* What is being asked *
Word for word, repeat each entry that follows.

(Data records for software interfaces)
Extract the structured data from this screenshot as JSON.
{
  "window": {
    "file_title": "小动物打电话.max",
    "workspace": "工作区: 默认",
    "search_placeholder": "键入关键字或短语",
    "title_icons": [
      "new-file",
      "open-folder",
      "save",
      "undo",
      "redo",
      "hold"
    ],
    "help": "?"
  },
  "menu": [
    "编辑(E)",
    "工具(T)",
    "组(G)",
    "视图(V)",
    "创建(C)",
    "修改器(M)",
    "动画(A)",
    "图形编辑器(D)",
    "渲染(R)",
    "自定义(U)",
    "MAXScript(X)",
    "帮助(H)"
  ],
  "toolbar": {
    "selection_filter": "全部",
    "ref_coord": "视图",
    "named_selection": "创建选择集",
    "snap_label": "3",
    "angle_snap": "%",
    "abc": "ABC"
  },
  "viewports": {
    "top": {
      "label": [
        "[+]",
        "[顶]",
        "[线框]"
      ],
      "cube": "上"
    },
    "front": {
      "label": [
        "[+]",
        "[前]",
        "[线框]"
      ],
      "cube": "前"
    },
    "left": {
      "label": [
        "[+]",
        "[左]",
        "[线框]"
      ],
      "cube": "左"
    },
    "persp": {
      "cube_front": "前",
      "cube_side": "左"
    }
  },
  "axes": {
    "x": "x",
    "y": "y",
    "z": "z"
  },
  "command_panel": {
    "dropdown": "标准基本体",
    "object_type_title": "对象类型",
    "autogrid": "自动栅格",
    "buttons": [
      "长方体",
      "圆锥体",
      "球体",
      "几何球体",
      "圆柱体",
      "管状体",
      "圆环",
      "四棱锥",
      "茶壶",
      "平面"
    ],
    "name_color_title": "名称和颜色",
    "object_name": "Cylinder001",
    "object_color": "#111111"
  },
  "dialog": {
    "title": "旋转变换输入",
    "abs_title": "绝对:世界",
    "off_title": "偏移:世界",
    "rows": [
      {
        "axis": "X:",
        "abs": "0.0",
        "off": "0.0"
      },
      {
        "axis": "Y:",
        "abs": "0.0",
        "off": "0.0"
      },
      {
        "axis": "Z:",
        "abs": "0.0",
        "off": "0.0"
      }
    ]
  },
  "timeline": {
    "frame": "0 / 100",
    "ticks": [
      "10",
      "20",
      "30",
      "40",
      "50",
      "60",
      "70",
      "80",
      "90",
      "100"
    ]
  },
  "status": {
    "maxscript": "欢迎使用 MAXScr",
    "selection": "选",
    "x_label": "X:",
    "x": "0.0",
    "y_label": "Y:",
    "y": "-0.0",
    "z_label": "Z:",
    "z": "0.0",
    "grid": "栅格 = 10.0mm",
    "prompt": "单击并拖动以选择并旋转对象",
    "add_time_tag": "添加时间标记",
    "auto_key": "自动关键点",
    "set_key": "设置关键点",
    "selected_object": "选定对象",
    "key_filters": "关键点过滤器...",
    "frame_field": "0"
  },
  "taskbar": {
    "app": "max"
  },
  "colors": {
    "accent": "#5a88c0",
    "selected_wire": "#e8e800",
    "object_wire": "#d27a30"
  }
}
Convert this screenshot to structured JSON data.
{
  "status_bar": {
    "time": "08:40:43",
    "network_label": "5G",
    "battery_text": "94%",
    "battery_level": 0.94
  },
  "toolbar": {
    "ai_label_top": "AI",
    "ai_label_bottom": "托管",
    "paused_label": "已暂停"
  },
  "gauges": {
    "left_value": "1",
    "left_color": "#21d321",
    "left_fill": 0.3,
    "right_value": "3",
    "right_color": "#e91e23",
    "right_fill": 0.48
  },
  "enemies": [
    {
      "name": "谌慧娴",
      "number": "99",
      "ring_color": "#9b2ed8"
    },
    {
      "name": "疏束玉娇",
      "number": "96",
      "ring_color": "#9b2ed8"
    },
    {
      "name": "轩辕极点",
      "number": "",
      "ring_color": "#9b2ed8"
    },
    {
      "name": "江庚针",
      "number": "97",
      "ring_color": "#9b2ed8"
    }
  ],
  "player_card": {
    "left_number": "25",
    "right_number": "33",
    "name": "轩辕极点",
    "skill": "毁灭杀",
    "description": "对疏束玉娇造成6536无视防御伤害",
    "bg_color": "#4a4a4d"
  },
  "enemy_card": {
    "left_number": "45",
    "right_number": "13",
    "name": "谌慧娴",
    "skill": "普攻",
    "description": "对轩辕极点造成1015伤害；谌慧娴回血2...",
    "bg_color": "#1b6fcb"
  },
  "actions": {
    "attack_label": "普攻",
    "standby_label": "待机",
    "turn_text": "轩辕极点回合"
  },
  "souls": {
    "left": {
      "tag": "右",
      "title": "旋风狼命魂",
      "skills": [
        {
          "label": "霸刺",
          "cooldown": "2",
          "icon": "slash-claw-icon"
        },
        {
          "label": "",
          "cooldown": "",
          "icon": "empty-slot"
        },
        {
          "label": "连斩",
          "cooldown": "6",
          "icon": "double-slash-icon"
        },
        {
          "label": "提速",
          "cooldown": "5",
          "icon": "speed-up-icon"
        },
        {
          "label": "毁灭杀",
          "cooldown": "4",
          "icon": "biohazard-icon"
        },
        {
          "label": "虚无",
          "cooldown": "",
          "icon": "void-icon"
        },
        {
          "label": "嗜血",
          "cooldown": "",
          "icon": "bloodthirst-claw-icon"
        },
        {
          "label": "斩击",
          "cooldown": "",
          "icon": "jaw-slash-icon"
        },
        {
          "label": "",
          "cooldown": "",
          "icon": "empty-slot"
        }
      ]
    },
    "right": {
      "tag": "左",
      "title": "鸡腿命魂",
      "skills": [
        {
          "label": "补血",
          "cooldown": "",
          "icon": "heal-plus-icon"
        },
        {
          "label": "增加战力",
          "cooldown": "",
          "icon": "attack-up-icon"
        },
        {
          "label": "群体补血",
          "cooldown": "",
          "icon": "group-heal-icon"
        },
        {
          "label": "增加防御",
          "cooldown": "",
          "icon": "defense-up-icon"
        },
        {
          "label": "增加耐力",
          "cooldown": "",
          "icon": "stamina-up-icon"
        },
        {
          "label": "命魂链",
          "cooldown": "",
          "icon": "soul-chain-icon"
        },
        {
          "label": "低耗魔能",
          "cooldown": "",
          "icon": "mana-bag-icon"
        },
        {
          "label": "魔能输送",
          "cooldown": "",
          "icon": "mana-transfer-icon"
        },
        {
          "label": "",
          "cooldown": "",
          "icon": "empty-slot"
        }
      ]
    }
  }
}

* Result for this exercise *
Extract the structured data from this screenshot as JSON.
{
  "window": {
    "file_title": "小动物打电话.max",
    "workspace": "工作区: 默认",
    "search_placeholder": "键入关键字或短语",
    "title_icons": [
      "new-file",
      "open-folder",
      "save",
      "undo",
      "redo",
      "hold"
    ],
    "help": "?"
  },
  "menu": [
    "编辑(E)",
    "工具(T)",
    "组(G)",
    "视图(V)",
    "创建(C)",
    "修改器(M)",
    "动画(A)",
    "图形编辑器(D)",
    "渲染(R)",
    "自定义(U)",
    "MAXScript(X)",
    "帮助(H)"
  ],
  "toolbar": {
    "selection_filter": "全部",
    "ref_coord": "视图",
    "named_selection": "创建选择集",
    "snap_label": "3",
    "angle_snap": "%",
    "abc": "ABC"
  },
  "viewports": {
    "top": {
      "label": [
        "[+]",
        "[顶]",
        "[线框]"
      ],
      "cube": "上"
    },
    "front": {
      "label": [
        "[+]",
        "[前]",
        "[线框]"
      ],
      "cube": "前"
    },
    "left": {
      "label": [
        "[+]",
        "[左]",
        "[线框]"
      ],
      "cube": "左"
    },
    "persp": {
      "cube_front": "前",
      "cube_side": "左"
    }
  },
  "axes": {
    "x": "x",
    "y": "y",
    "z": "z"
  },
  "command_panel": {
    "dropdown": "标准基本体",
    "object_type_title": "对象类型",
    "autogrid": "自动栅格",
    "buttons": [
      "长方体",
      "圆锥体",
      "球体",
      "几何球体",
      "圆柱体",
      "管状体",
      "圆环",
      "四棱锥",
      "茶壶",
      "平面"
    ],
    "name_color_title": "名称和颜色",
    "object_name": "Cylinder001",
    "object_color": "#111111"
  },
  "dialog": {
    "title": "旋转变换输入",
    "abs_title": "绝对:世界",
    "off_title": "偏移:世界",
    "rows": [
      {
        "axis": "X:",
        "abs": "0.0",
        "off": "0.0"
      },
      {
        "axis": "Y:",
        "abs": "0.0",
        "off": "0.0"
      },
      {
        "axis": "Z:",
        "abs": "0.0",
        "off": "0.0"
      }
    ]
  },
  "timeline": {
    "frame": "0 / 100",
    "ticks": [
      "10",
      "20",
      "30",
      "40",
      "50",
      "60",
      "70",
      "80",
      "90",
      "100"
    ]
  },
  "status": {
    "maxscript": "欢迎使用 MAXScr",
    "selection": "选",
    "x_label": "X:",
    "x": "0.0",
    "y_label": "Y:",
    "y": "-0.0",
    "z_label": "Z:",
    "z": "0.0",
    "grid": "栅格 = 10.0mm",
    "prompt": "单击并拖动以选择并旋转对象",
    "add_time_tag": "添加时间标记",
    "auto_key": "自动关键点",
    "set_key": "设置关键点",
    "selected_object": "选定对象",
    "key_filters": "关键点过滤器...",
    "frame_field": "0"
  },
  "taskbar": {
    "app": "max"
  },
  "colors": {
    "accent": "#5a88c0",
    "selected_wire": "#e8e800",
    "object_wire": "#d27a30"
  }
}
Convert this screenshot to structured JSON data.
{
  "status_bar": {
    "time": "08:40:43",
    "network_label": "5G",
    "battery_text": "94%",
    "battery_level": 0.94
  },
  "toolbar": {
    "ai_label_top": "AI",
    "ai_label_bottom": "托管",
    "paused_label": "已暂停"
  },
  "gauges": {
    "left_value": "1",
    "left_color": "#21d321",
    "left_fill": 0.3,
    "right_value": "3",
    "right_color": "#e91e23",
    "right_fill": 0.48
  },
  "enemies": [
    {
      "name": "谌慧娴",
      "number": "99",
      "ring_color": "#9b2ed8"
    },
    {
      "name": "疏束玉娇",
      "number": "96",
      "ring_color": "#9b2ed8"
    },
    {
      "name": "轩辕极点",
      "number": "",
      "ring_color": "#9b2ed8"
    },
    {
      "name": "江庚针",
      "number": "97",
      "ring_color": "#9b2ed8"
    }
  ],
  "player_card": {
    "left_number": "25",
    "right_number": "33",
    "name": "轩辕极点",
    "skill": "毁灭杀",
    "description": "对疏束玉娇造成6536无视防御伤害",
    "bg_color": "#4a4a4d"
  },
  "enemy_card": {
    "left_number": "45",
    "right_number": "13",
    "name": "谌慧娴",
    "skill": "普攻",
    "description": "对轩辕极点造成1015伤害；谌慧娴回血2...",
    "bg_color": "#1b6fcb"
  },
  "actions": {
    "attack_label": "普攻",
    "standby_label": "待机",
    "turn_text": "轩辕极点回合"
  },
  "souls": {
    "left": {
      "tag": "右",
      "title": "旋风狼命魂",
      "skills": [
        {
          "label": "霸刺",
          "cooldown": "2",
          "icon": "slash-claw-icon"
        },
        {
          "label": "",
          "cooldown": "",
          "icon": "empty-slot"
        },
        {
          "label": "连斩",
          "cooldown": "6",
          "icon": "double-slash-icon"
        },
        {
          "label": "提速",
          "cooldown": "5",
          "icon": "speed-up-icon"
        },
        {
          "label": "毁灭杀",
          "cooldown": "4",
          "icon": "biohazard-icon"
        },
        {
          "label": "虚无",
          "cooldown": "",
          "icon": "void-icon"
        },
        {
          "label": "嗜血",
          "cooldown": "",
          "icon": "bloodthirst-claw-icon"
        },
        {
          "label": "斩击",
          "cooldown": "",
          "icon": "jaw-slash-icon"
        },
        {
          "label": "",
          "cooldown": "",
          "icon": "empty-slot"
        }
      ]
    },
    "right": {
      "tag": "左",
      "title": "鸡腿命魂",
      "skills": [
        {
          "label": "补血",
          "cooldown": "",
          "icon": "heal-plus-icon"
        },
        {
          "label": "增加战力",
          "cooldown": "",
          "icon": "attack-up-icon"
        },
        {
          "label": "群体补血",
          "cooldown": "",
          "icon": "group-heal-icon"
        },
        {
          "label": "增加防御",
          "cooldown": "",
          "icon": "defense-up-icon"
        },
        {
          "label": "增加耐力",
          "cooldown": "",
          "icon": "stamina-up-icon"
        },
        {
          "label": "命魂链",
          "cooldown": "",
          "icon": "soul-chain-icon"
        },
        {
          "label": "低耗魔能",
          "cooldown": "",
          "icon": "mana-bag-icon"
        },
        {
          "label": "魔能输送",
          "cooldown": "",
          "icon": "mana-transfer-icon"
        },
        {
          "label": "",
          "cooldown": "",
          "icon": "empty-slot"
        }
      ]
    }
  }
}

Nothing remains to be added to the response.